● What you have to do:
Please give the number of lines in the material below that contain "time", and provide nothing besides that number.

---

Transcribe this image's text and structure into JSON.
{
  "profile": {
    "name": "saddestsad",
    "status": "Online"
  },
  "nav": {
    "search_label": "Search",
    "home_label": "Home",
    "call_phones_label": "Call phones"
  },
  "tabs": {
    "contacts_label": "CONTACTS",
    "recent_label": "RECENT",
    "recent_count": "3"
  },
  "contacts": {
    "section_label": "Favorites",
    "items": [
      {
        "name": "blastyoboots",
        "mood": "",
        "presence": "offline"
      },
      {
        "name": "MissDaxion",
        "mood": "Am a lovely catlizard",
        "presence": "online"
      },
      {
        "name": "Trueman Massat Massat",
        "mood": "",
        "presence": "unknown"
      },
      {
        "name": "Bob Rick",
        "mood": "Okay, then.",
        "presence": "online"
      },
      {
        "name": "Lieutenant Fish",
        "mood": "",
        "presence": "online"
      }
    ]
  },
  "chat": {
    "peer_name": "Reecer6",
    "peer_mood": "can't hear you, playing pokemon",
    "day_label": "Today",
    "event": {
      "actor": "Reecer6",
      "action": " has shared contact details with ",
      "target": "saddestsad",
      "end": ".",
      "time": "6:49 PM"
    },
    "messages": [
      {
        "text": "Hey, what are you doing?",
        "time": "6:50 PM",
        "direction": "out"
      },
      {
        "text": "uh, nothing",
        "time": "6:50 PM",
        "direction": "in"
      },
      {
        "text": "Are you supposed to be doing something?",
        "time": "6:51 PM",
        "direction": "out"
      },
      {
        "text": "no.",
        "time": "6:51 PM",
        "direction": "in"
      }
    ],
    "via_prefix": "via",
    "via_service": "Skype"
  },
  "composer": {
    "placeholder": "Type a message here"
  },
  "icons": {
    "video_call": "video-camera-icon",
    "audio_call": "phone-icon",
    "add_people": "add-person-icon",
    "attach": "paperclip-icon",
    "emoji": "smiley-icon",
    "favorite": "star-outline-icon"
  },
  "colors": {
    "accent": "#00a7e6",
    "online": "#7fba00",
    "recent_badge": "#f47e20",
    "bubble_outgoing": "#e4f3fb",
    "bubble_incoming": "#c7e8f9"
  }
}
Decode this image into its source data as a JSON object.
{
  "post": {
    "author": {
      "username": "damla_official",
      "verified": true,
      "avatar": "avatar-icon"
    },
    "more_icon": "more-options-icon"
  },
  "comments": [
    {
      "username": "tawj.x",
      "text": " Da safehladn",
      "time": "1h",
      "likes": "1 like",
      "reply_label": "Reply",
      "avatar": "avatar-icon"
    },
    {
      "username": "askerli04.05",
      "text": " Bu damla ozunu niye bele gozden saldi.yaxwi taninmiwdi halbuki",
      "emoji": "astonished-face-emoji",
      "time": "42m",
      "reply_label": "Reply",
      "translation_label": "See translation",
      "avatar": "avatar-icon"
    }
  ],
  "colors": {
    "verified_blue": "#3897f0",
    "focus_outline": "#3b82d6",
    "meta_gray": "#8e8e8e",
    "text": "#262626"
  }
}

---

● Exercise answer:
7